Three years ago, I set out to write a novel about Cho Seung-Hui, the shooter in the Virginia Tech massacre. Since Columbine, I have held an unhealthy interest in the way the media, and by extension, the greater moralizing population, processes mass killings. Cho was a Korean-American from the South who had entered college with dreams, however mangled and bizarre, of becoming a writer. That same sentence could have been written about me. As the evidence of Cho’s derangement began to surface in the videos, short stories and plays he left behind, it became clear that Cho had been trying to tell a righteous story, where the “rich kids” and [...]
Maybe what I am about to say will come as a surprise to some. But it's something I've known about myself for years.
I have a hard time networking with white guys. And I think they have a hard time networking with me, too.
I’m not saying I don’t have any white male friends—I do. But within my social network, the ratio of white men to any other group is disproportionately small.
I’m so bad at networking with white guys that even the most serendipitous circumstances are foiled. I once had an interview with a Boston-based founder of a certain “game layer on top of the world.” I [...]
In case you haven't seen it yet, here is the new Vampire Weekend video.
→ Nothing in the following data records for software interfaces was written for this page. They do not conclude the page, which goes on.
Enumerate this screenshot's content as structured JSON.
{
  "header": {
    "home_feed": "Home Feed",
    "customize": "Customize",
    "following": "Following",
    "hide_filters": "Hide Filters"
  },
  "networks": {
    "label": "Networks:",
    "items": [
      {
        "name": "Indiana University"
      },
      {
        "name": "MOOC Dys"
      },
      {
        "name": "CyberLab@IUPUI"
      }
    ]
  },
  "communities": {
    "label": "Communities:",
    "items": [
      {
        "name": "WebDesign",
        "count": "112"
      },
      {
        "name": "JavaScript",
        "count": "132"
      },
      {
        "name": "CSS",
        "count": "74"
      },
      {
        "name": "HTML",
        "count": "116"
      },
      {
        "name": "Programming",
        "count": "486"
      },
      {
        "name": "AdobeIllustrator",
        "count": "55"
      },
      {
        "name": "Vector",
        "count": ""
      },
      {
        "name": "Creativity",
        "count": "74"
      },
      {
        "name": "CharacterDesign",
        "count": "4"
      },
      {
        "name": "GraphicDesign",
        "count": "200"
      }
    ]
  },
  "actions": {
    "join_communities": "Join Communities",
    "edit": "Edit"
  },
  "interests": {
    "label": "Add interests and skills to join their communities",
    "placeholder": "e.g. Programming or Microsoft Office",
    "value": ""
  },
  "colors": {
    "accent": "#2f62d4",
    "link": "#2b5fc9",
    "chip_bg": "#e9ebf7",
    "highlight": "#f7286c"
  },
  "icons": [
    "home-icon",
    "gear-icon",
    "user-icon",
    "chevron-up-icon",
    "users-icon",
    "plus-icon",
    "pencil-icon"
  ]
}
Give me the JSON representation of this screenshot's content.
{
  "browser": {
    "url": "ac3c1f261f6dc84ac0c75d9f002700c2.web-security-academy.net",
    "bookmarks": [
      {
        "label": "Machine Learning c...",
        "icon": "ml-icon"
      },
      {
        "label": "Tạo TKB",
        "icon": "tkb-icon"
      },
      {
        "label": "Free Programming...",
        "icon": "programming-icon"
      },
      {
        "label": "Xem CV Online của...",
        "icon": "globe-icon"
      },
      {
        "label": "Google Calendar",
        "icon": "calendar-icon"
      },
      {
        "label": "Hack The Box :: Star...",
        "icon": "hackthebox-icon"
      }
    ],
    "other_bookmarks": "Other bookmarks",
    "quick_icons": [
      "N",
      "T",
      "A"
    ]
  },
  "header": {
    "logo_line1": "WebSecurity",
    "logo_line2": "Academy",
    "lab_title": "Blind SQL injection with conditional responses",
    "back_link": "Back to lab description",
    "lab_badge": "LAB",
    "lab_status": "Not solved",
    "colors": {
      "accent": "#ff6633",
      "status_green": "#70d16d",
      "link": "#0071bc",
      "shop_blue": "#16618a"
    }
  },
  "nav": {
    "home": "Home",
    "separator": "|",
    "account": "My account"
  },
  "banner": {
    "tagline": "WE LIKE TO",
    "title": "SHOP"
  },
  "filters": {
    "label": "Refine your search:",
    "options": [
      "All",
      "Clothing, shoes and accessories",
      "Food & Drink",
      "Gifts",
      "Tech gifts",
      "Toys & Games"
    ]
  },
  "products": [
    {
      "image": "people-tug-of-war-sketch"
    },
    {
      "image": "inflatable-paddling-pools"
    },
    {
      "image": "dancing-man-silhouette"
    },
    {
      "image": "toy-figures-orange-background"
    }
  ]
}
It's pretty great for lots of reasons: RZA as Shaolin ninja/chair umpire, Jake Gyllenhaal as drunk, Lil Jon speaking French, the racially symbolic all-white set. Also, people playing tennis in motorcycle helmets and singer Ezra Koenig looking a lot like Michael Cera.
"Comfortable" is a flexible term. Any one person’s threshold for comfort can differ from another’s. For the individual, comfort is relative: a heat wave in Edmonton, Canada, say, no longer agonizes after one has endured a heat wave in New York. When a person says "comfortable," they often mean "pleasant." Other times "comfortable" translates to just "bearable" or "satisfactory." While the word "comfortable" doesn’t change, a person’s definition of it can, and usually does, with time—that is, with age and experience. It might happen gradually, incrementally, with constant comparisons between then and now. Comfort itself is relative, its meaning elastic.
The word "comfortable" has been thrown around since the Middle [...]
To anyone paying attention, it wasn’t really a surprise when blacks didn’t come out in droves to support Occupy Wall Street. Despite the fact that blacks suffer from poverty and the ills accompanying it at wildly disproportionate rates, African-Americans have for a number of uncertain reasons been avoiding most of the liberal demonstrations of the moment. Blacks don't occupy Wall Street (or Denver or San Francisco) just as blacks don’t SlutWalk, or rally at the World Bank.
What was surprising was when the rappers started showing up.
When the news of Andy Griffith’s death was confirmed, I called my dad.
He is three hours behind me, and was just waking up in a suburban tract home located in the largest city in American history to ever file for bankruptcy. It is a long way from me, and a long way from where he grew up, in a haphazardly built house in all-black Slate Hill, in Roanoke, Virginia.
Tuesday was a long time from when my dad watched "The Andy Griffith Show" in the 60s. And it felt like a long time from when I would spend afternoons watching the show with him in the 90s.
Every year for the past 55 years during the week leading up to the Kentucky Derby, Louisville has hosted one of the nation’s largest parades, the Pegasus Parade. Every year but one. In 1967, the parade and all the other traditional “Derby Week” events were cancelled. That year, instead of the usual festival and fanfare, tension was in the air. Civil rights protests and counter-protests had brought the city to the brink of full unrest. As race day approached, Louisville's mayor asked the governor to call in the National Guard to help police Churchill Downs. The Ku Klux Klan had announced they would also be in attendance at the [...]